Your customers are speaking to you all time, providing no-holds-barred feedback the good, bad and otherwise. But while comments from tweets, surveys, and other media channels tell volumes, it’s usually just the tip of the iceberg. There is a lot more going on in your business. The challenge is corralling all this valuable input along with the rest of experience data across your enterprise so you can get the complete customer story, and seize new opportunities for optimizing ROI.
In an earlier post by Peeter Kivestu, Searching for ROI in the Transportation User Experience, He outlined investments made by transit systems in large metropolitan cities including Chicago, Detroit and Boston to increase visibility of transportation and travel information for improving user satisfaction. Specifically, He cited the use of Dynamic Message Signs along freeways and the proliferation of smart phones/devices for their capacity to deliver user experience when and where it’s needed, quickly and conveniently.
Do these investments pay off? Does user experience really matter? If so, how do we know?
In transportation, as well as most consumer-centric services, it can’t be over emphasized: user experience (UX) is, first and foremost, a measurement issue. The user your customer is already having an experience. The only question is whether or not it’s the experience you intended for them. More directly, can you (really) see your business through your customers’ eyes?
Asking the hard questions
Achieving ROI requires asking tough user-centered questions that get to the very core of your enterprise. Customer experience is not about “soft”, discretionary items with uncertain rewards. It is about answering tough questions focused on user priorities. Asking the right questions, however, is not always easy. For example, while attending a recent conference for a leading analyst research firm, the president of a big-box retailer commented, “…with our customer satisfaction survey scores trending upward, even while same-store sales are flat or even down, we needed to ask ‘what was wrong with the experience?’”
The president then traveled across the country, and for several weeks visited stores incognito, walking the store aisles and observing activity from their parking lots. In the end he noticed that, while the stores attracted many customers, too many were leaving empty handed. Ultimately, the retailer’s solution centered on store format, both physical layout and distribution of employees.
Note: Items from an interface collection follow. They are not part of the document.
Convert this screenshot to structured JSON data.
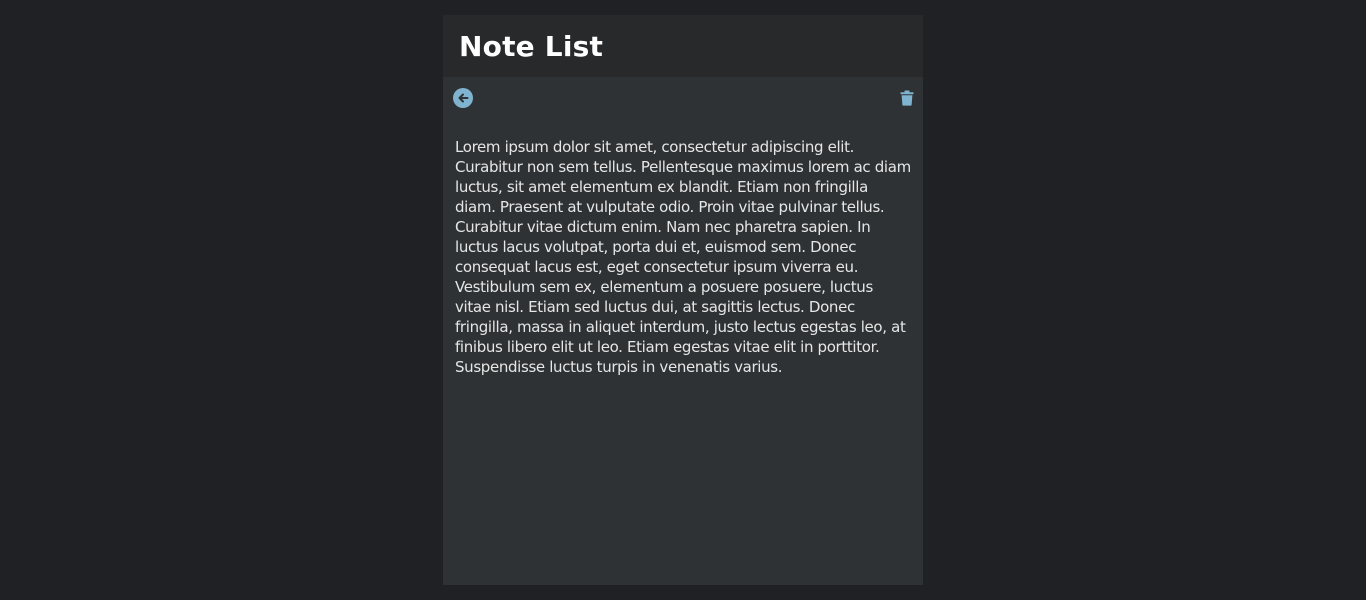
{
  "header": {
    "title": "Note List"
  },
  "toolbar": {
    "back_icon": "arrow-left-circle-icon",
    "delete_icon": "trash-icon",
    "accent_color": "#7fb3cf"
  },
  "note": {
    "body": "Lorem ipsum dolor sit amet, consectetur adipiscing elit. Curabitur non sem tellus. Pellentesque maximus lorem ac diam luctus, sit amet elementum ex blandit. Etiam non fringilla diam. Praesent at vulputate odio. Proin vitae pulvinar tellus. Curabitur vitae dictum enim. Nam nec pharetra sapien. In luctus lacus volutpat, porta dui et, euismod sem. Donec consequat lacus est, eget consectetur ipsum viverra eu. Vestibulum sem ex, elementum a posuere posuere, luctus vitae nisl. Etiam sed luctus dui, at sagittis lectus. Donec fringilla, massa in aliquet interdum, justo lectus egestas leo, at finibus libero elit ut leo. Etiam egestas vitae elit in porttitor. Suspendisse luctus turpis in venenatis varius."
  }
}
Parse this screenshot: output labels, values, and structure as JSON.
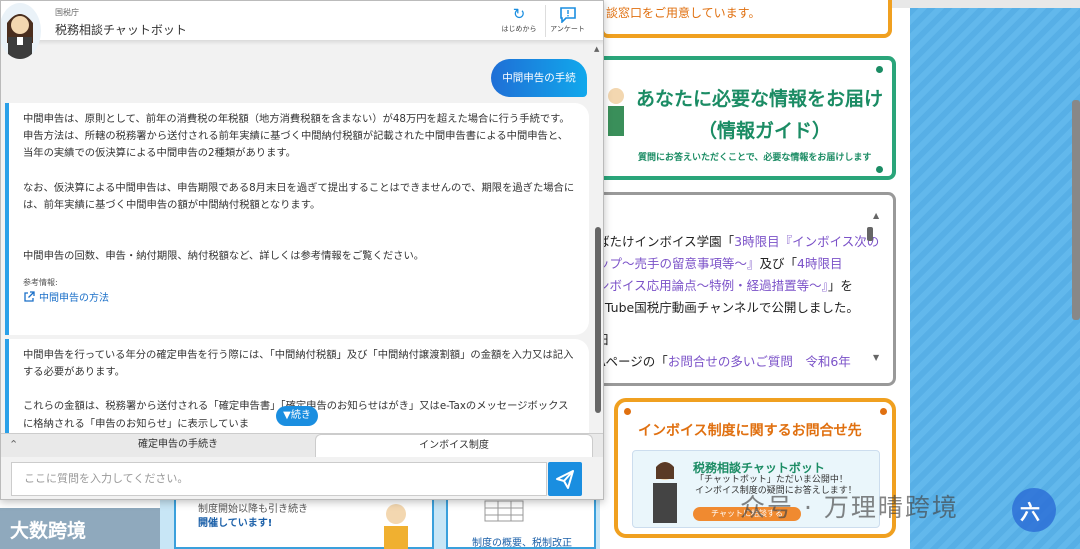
{
  "chat": {
    "header": {
      "org": "国税庁",
      "bot_name": "税務相談チャットボット",
      "restart_label": "はじめから",
      "survey_label": "アンケート"
    },
    "user_message": "中間申告の手続",
    "bot_message_1": {
      "para1": "中間申告は、原則として、前年の消費税の年税額（地方消費税額を含まない）が48万円を超えた場合に行う手続です。\n申告方法は、所轄の税務署から送付される前年実績に基づく中間納付税額が記載された中間申告書による中間申告と、当年の実績での仮決算による中間申告の2種類があります。",
      "para2": "なお、仮決算による中間申告は、申告期限である8月末日を過ぎて提出することはできませんので、期限を過ぎた場合には、前年実績に基づく中間申告の額が中間納付税額となります。",
      "para3": "中間申告の回数、申告・納付期限、納付税額など、詳しくは参考情報をご覧ください。",
      "ref_label": "参考情報:",
      "ref_link": "中間申告の方法"
    },
    "bot_message_2": {
      "para1": "中間申告を行っている年分の確定申告を行う際には、「中間納付税額」及び「中間納付譲渡割額」の金額を入力又は記入する必要があります。",
      "para2": "これらの金額は、税務署から送付される「確定申告書」「確定申告のお知らせはがき」又はe-Taxのメッセージボックスに格納される「申告のお知らせ」に表示していま"
    },
    "continue_label": "▼続き",
    "tabs": [
      "確定申告の手続き",
      "インボイス制度"
    ],
    "input_placeholder": "ここに質問を入力してください。"
  },
  "background": {
    "top_card_text": "談窓口をご用意しています。",
    "info_title_1": "あなたに必要な情報をお届け",
    "info_title_2": "（情報ガイド）",
    "info_sub": "質問にお答えいただくことで、必要な情報をお届けします",
    "news_line1_pre": "ばたけインボイス学園「",
    "news_line1_link": "3時限目『インボイス次の",
    "news_line2_link": "ップ～売手の留意事項等～』",
    "news_line2_post": "及び「",
    "news_line2_link2": "4時限目",
    "news_line3_link": "ンボイス応用論点～特例・経過措置等～』",
    "news_line3_post": "」を",
    "news_line4": "uTube国税庁動画チャンネルで公開しました。",
    "news_line5": "日",
    "news_line6_pre": "Aページの「",
    "news_line6_link": "お問合せの多いご質問　令和6年",
    "invoice_title": "インボイス制度に関するお問合せ先",
    "invoice_bot_title": "税務相談チャットボット",
    "invoice_bot_sub1": "「チャットボット」ただいま公開中！",
    "invoice_bot_sub2": "インボイス制度の疑問にお答えします！",
    "invoice_bot_button": "チャットに相談する",
    "bottom_card_text1": "制度開始以降も引き続き",
    "bottom_card_text2": "開催しています!",
    "bottom_card2_text": "制度の概要、税制改正",
    "watermark": "众号 · 万理晴跨境",
    "logo_text": "大数跨境"
  },
  "colors": {
    "accent_blue": "#1a8ee0",
    "green": "#1b8c64",
    "orange": "#f0a020",
    "link": "#1a6fc8"
  }
}
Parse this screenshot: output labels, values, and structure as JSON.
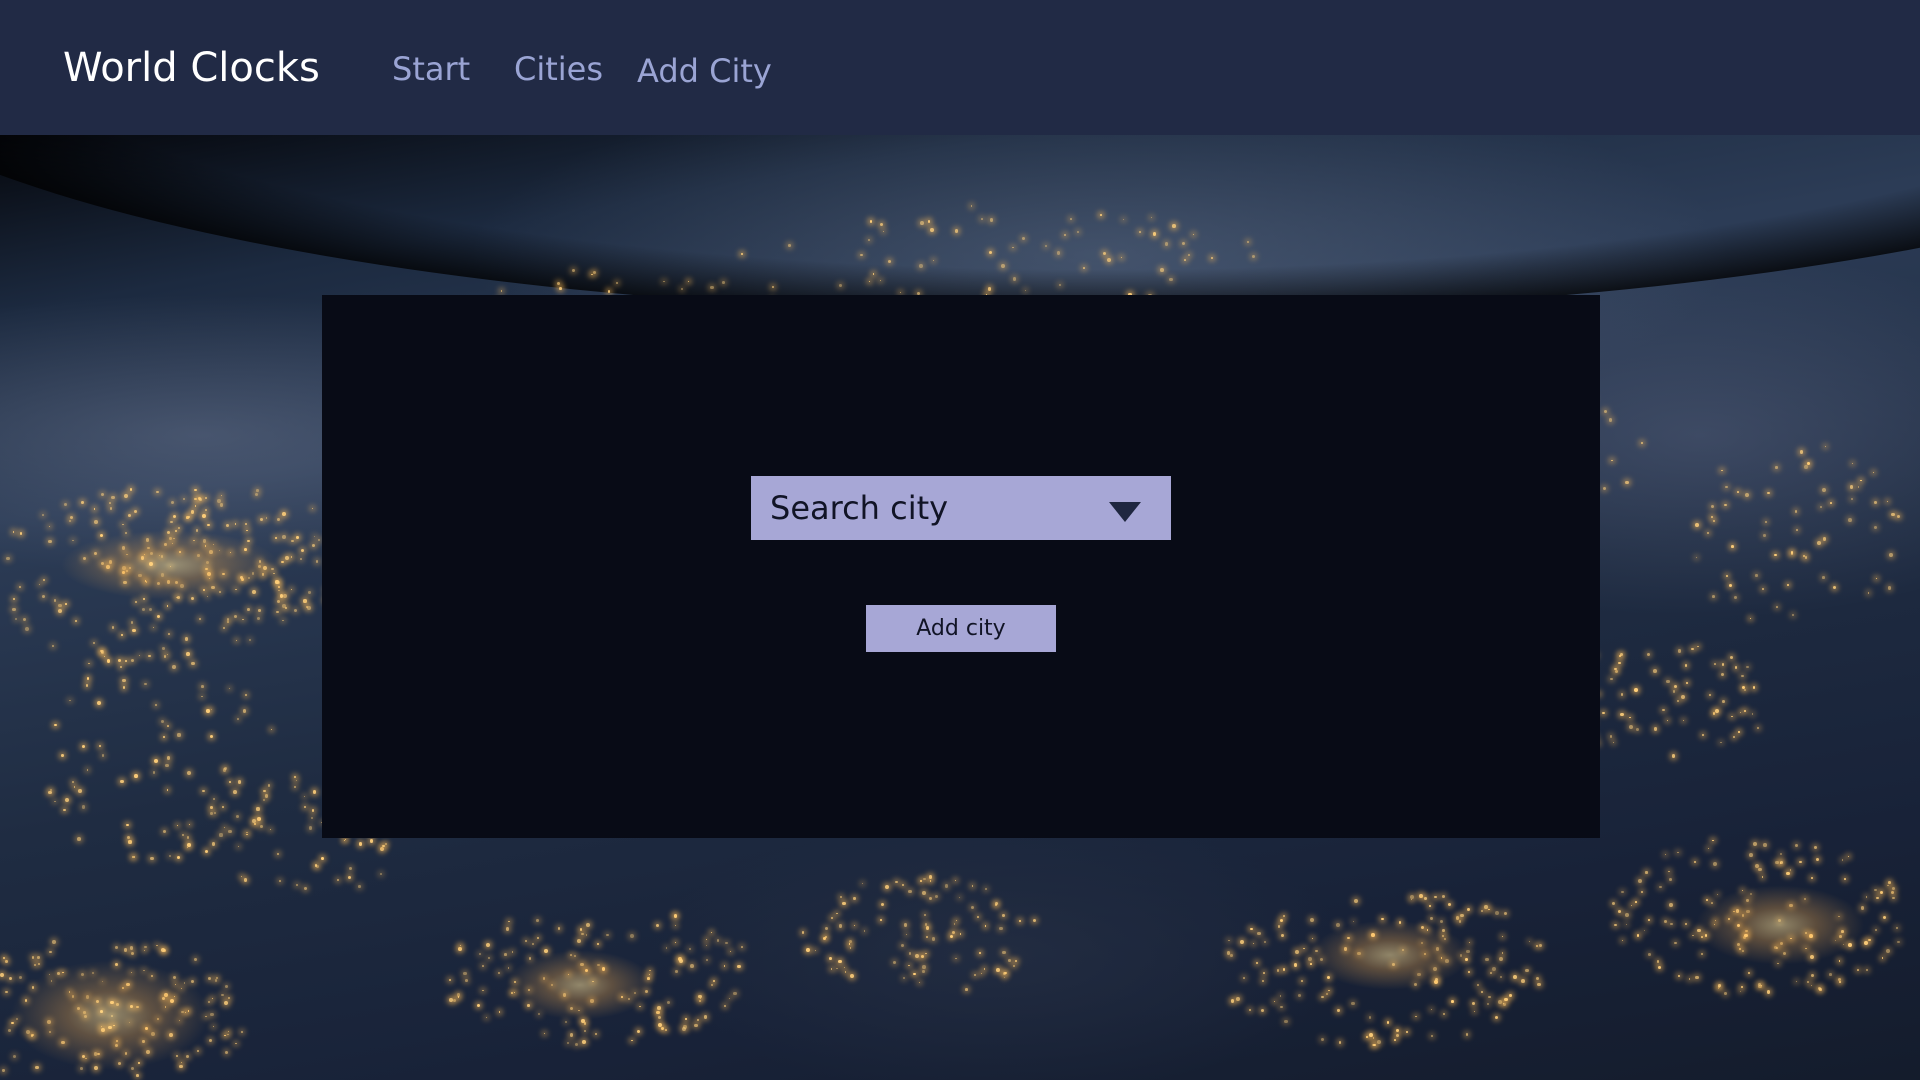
{
  "header": {
    "brand": "World Clocks",
    "nav": {
      "start": "Start",
      "cities": "Cities",
      "add_city": "Add City"
    }
  },
  "form": {
    "city_select": {
      "value": "Search city",
      "icon": "chevron-down-icon"
    },
    "add_button_label": "Add city"
  },
  "colors": {
    "header_bg": "#212a45",
    "nav_link": "#9aa4d4",
    "card_bg": "#080b16",
    "control_bg": "#a7a7d6"
  }
}
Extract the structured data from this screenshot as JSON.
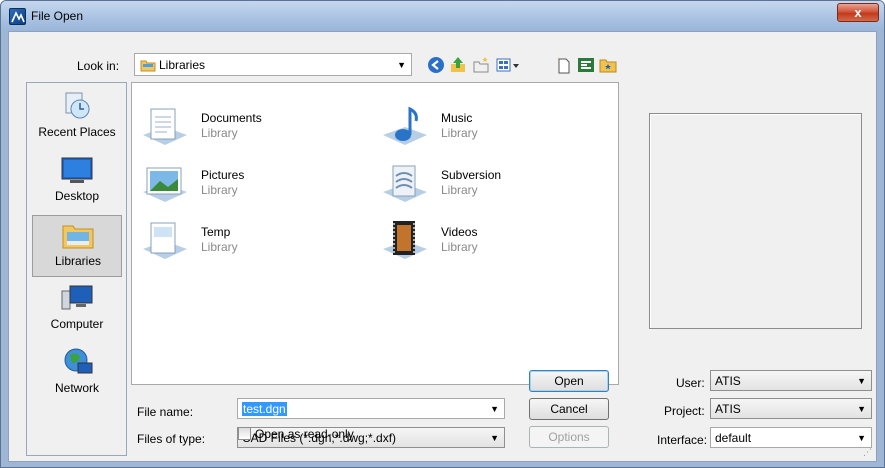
{
  "window": {
    "title": "File Open",
    "close_label": "x"
  },
  "lookin": {
    "label": "Look in:",
    "value": "Libraries"
  },
  "toolbar": {
    "icons": [
      "back-icon",
      "up-folder-icon",
      "new-folder-icon",
      "views-menu-icon",
      "new-file-icon",
      "refresh-icon",
      "favorites-icon"
    ]
  },
  "places": [
    {
      "label": "Recent Places",
      "icon": "recent-places-icon"
    },
    {
      "label": "Desktop",
      "icon": "desktop-icon"
    },
    {
      "label": "Libraries",
      "icon": "libraries-icon",
      "selected": true
    },
    {
      "label": "Computer",
      "icon": "computer-icon"
    },
    {
      "label": "Network",
      "icon": "network-icon"
    }
  ],
  "files": [
    {
      "name": "Documents",
      "type": "Library",
      "icon": "documents-library-icon"
    },
    {
      "name": "Music",
      "type": "Library",
      "icon": "music-library-icon"
    },
    {
      "name": "Pictures",
      "type": "Library",
      "icon": "pictures-library-icon"
    },
    {
      "name": "Subversion",
      "type": "Library",
      "icon": "subversion-library-icon"
    },
    {
      "name": "Temp",
      "type": "Library",
      "icon": "temp-library-icon"
    },
    {
      "name": "Videos",
      "type": "Library",
      "icon": "videos-library-icon"
    }
  ],
  "form": {
    "filename_label": "File name:",
    "filename_value": "test.dgn",
    "filetype_label": "Files of type:",
    "filetype_value": "CAD Files (*.dgn;*.dwg;*.dxf)",
    "readonly_label": "Open as read-only",
    "readonly_checked": false
  },
  "buttons": {
    "open": "Open",
    "cancel": "Cancel",
    "options": "Options"
  },
  "settings": {
    "user_label": "User:",
    "user_value": "ATIS",
    "project_label": "Project:",
    "project_value": "ATIS",
    "interface_label": "Interface:",
    "interface_value": "default"
  }
}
And so the ROI journey began by asking a compelling question that relied on frontline data. Asking the right questions is crucial. And equally key is making certain that the information you collect is actionable and sourced from as close to the customer as possible.
Consider also a major electronics manufacturer who wanted to improve performance of its equipment post-consumer purchase. Achieving longevity was critical to its customer experience, but they lacked data to relate customer experience with manufacturing. To answer this question, they needed to connect details of raw materials with each step of assembly and then with field survivability. This is end-to-end user centered measurement, and its manufacturing data capture needed to be rethought to make it possible.
Lessons learned exceeded expectations in field results, and beyond. It survived a “black swan” event, saving millions on recalls when an inferior batch of raw materials required a quick assessment of how far into the supply chain the problem had progressed. It discovered serendipitously that changing a standard supplier specification yielded a substantial competitive advantage in survivability.
Turning customer experience measures into ROI
While retailing and manufacturing may seem far removed from transportation, the end-to-end data implications are similar. Their retailer has a lot of data, but had no way of knowing people were walking out of stores empty handed. Collecting sufficient data allowed them to ask the right, experience-centered questions. On the other hand, their manufacturer was rich in data, raw materials, manufacturing steps, and field reliability, but the data resided in separate silos. Siloed data is limited to specific analytics on data residing within a single silo, while real value comes from data integration; from tying the user experience to specific aspects of the business.
Regardless of industry, achieving ROI requires asking the right questions, tuning in to all sources of customer feedback, and bringing all the data together in one place to turn those new business insights into action. The more data you have, and the more organized it is collected and analyzed, the greater the chance of exposing opportunities to improve customer experience and turning user experience into ROI.
Source: Forbes Teradata